Wednesday, June 25, 2008
James Carter on "Flight"
"My focus on painting birds dates back to when I was a boy and watching my grandfather, an accomplished wildlife painter. They became my first subject matter. Unlike your typical wildlife painter, I bring my birds to an interior world and pose them with inanimate props such as cameras, books and boxes. They therefore become both a metaphor and the subject of the piece. As shadows are an important part of the piece I use both airbrush and traditional wash painting to give my work that dimensional aspect. In the over-all look of my work I am focused on line and balance in the piece. I want the viewer to see not just a bird but a player in the subject's story." - James Carter
In addition to studying at the Silvermine College of Art in New Canaan, Connecticut and the Maryland Institute of Art, James Carter considered becoming an architect. He found that working with line and form, however, was more important to him than creating buildings. His architectural training is evident in his clearly structured compositions, as well as in the use of architectural details in his work, including mantels and doorways, graph-like grids and crosshatchings as seen through surveyors' instruments.

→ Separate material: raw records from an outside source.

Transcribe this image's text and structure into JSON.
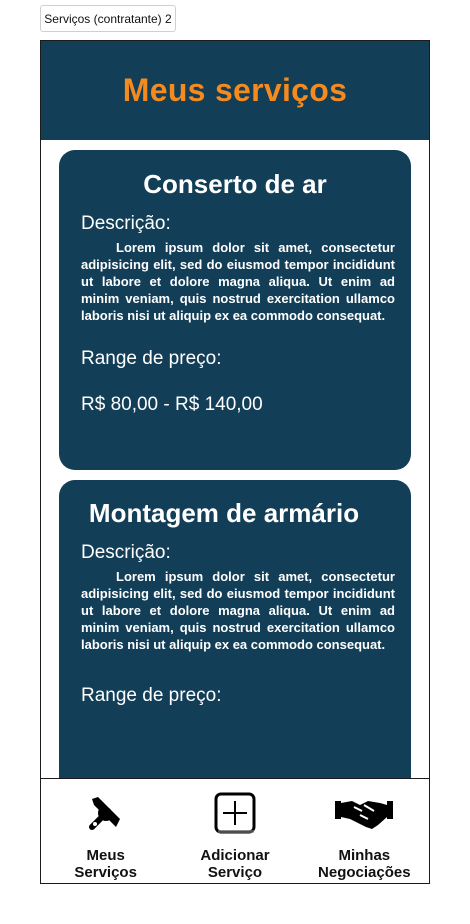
{
  "browser_tab": {
    "label": "Serviços (contratante) 2"
  },
  "header": {
    "title": "Meus serviços"
  },
  "cards": [
    {
      "title": "Conserto de ar",
      "description_label": "Descrição:",
      "description": "Lorem ipsum dolor sit amet, consectetur adipisicing elit, sed do eiusmod tempor incididunt ut labore et dolore magna aliqua. Ut enim ad minim veniam, quis nostrud exercitation ullamco laboris nisi ut aliquip ex ea commodo consequat.",
      "range_label": "Range de preço:",
      "price_range": "R$ 80,00 - R$ 140,00"
    },
    {
      "title": "Montagem de armário",
      "description_label": "Descrição:",
      "description": "Lorem ipsum dolor sit amet, consectetur adipisicing elit, sed do eiusmod tempor incididunt ut labore et dolore magna aliqua. Ut enim ad minim veniam, quis nostrud exercitation ullamco laboris nisi ut aliquip ex ea commodo consequat.",
      "range_label": "Range de preço:"
    }
  ],
  "bottom_nav": [
    {
      "label": "Meus\nServiços",
      "icon": "tools-icon"
    },
    {
      "label": "Adicionar\nServiço",
      "icon": "add-square-icon"
    },
    {
      "label": "Minhas\nNegociações",
      "icon": "handshake-icon"
    }
  ],
  "colors": {
    "header_bg": "#123e57",
    "title": "#f58a1f",
    "card_bg": "#123e57"
  }
}
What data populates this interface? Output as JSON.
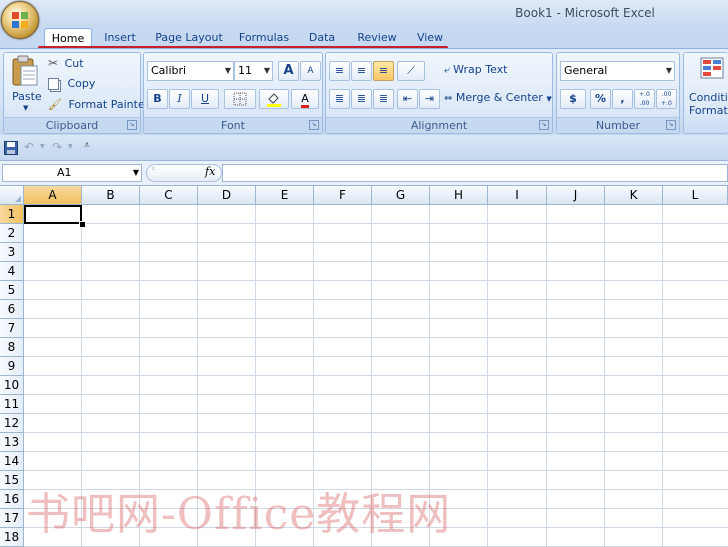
{
  "window": {
    "title": "Book1 - Microsoft Excel"
  },
  "tabs": [
    {
      "label": "Home",
      "active": true
    },
    {
      "label": "Insert"
    },
    {
      "label": "Page Layout"
    },
    {
      "label": "Formulas"
    },
    {
      "label": "Data"
    },
    {
      "label": "Review"
    },
    {
      "label": "View"
    }
  ],
  "clipboard": {
    "group_label": "Clipboard",
    "paste": "Paste",
    "cut": "Cut",
    "copy": "Copy",
    "format_painter": "Format Painter"
  },
  "font": {
    "group_label": "Font",
    "family": "Calibri",
    "size": "11",
    "bold": "B",
    "italic": "I",
    "underline": "U",
    "grow": "A",
    "shrink": "A",
    "font_color": "A"
  },
  "alignment": {
    "group_label": "Alignment",
    "wrap_text": "Wrap Text",
    "merge_center": "Merge & Center"
  },
  "number": {
    "group_label": "Number",
    "format": "General",
    "currency": "$",
    "percent": "%",
    "comma": ",",
    "inc_decimal": "+.0 .00",
    "dec_decimal": ".00 +.0"
  },
  "styles": {
    "conditional_formatting_line1": "Conditic",
    "conditional_formatting_line2": "Formattin"
  },
  "formula_bar": {
    "name_box": "A1",
    "fx": "fx",
    "formula": ""
  },
  "columns": [
    "A",
    "B",
    "C",
    "D",
    "E",
    "F",
    "G",
    "H",
    "I",
    "J",
    "K",
    "L"
  ],
  "rows": [
    "1",
    "2",
    "3",
    "4",
    "5",
    "6",
    "7",
    "8",
    "9",
    "10",
    "11",
    "12",
    "13",
    "14",
    "15",
    "16",
    "17",
    "18"
  ],
  "selected_cell": "A1",
  "watermark": "书吧网-Office教程网",
  "colors": {
    "accent": "#15428b",
    "tab_underline": "#c8202a",
    "ribbon": "#d5e3f5",
    "selected_header": "#f1c15f"
  },
  "icons": [
    "office-button-icon",
    "paste-icon",
    "scissors-icon",
    "copy-icon",
    "paintbrush-icon",
    "borders-icon",
    "fill-color-icon",
    "save-icon",
    "undo-icon",
    "redo-icon",
    "customize-qat-icon"
  ]
}
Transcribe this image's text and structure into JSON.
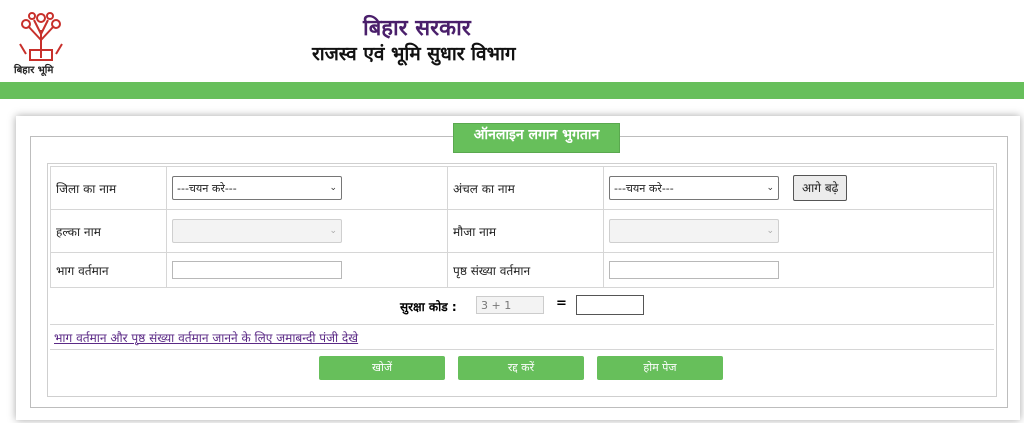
{
  "header": {
    "logo_text": "बिहार भूमि",
    "title": "बिहार सरकार",
    "subtitle": "राजस्व एवं भूमि सुधार विभाग",
    "accent": "#67bf5b"
  },
  "form": {
    "legend": "ऑनलाइन लगान भुगतान",
    "district_label": "जिला का नाम",
    "district_value": "---चयन करे---",
    "circle_label": "अंचल का नाम",
    "circle_value": "---चयन करे---",
    "next_button": "आगे बढ़े",
    "halka_label": "हल्का नाम",
    "mauja_label": "मौजा नाम",
    "bhag_label": "भाग वर्तमान",
    "page_label": "पृष्ठ संख्या वर्तमान",
    "captcha_label": "सुरक्षा कोड :",
    "captcha_value": "3 + 1",
    "equals": "=",
    "jamabandi_link": "भाग वर्तमान और पृष्ठ संख्या वर्तमान जानने के लिए जमाबन्दी पंजी देखे",
    "search_button": "खोजें",
    "cancel_button": "रद्द करें",
    "home_button": "होम पेज"
  }
}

Both collections (Wellfleet and Orleans) are shown on our website.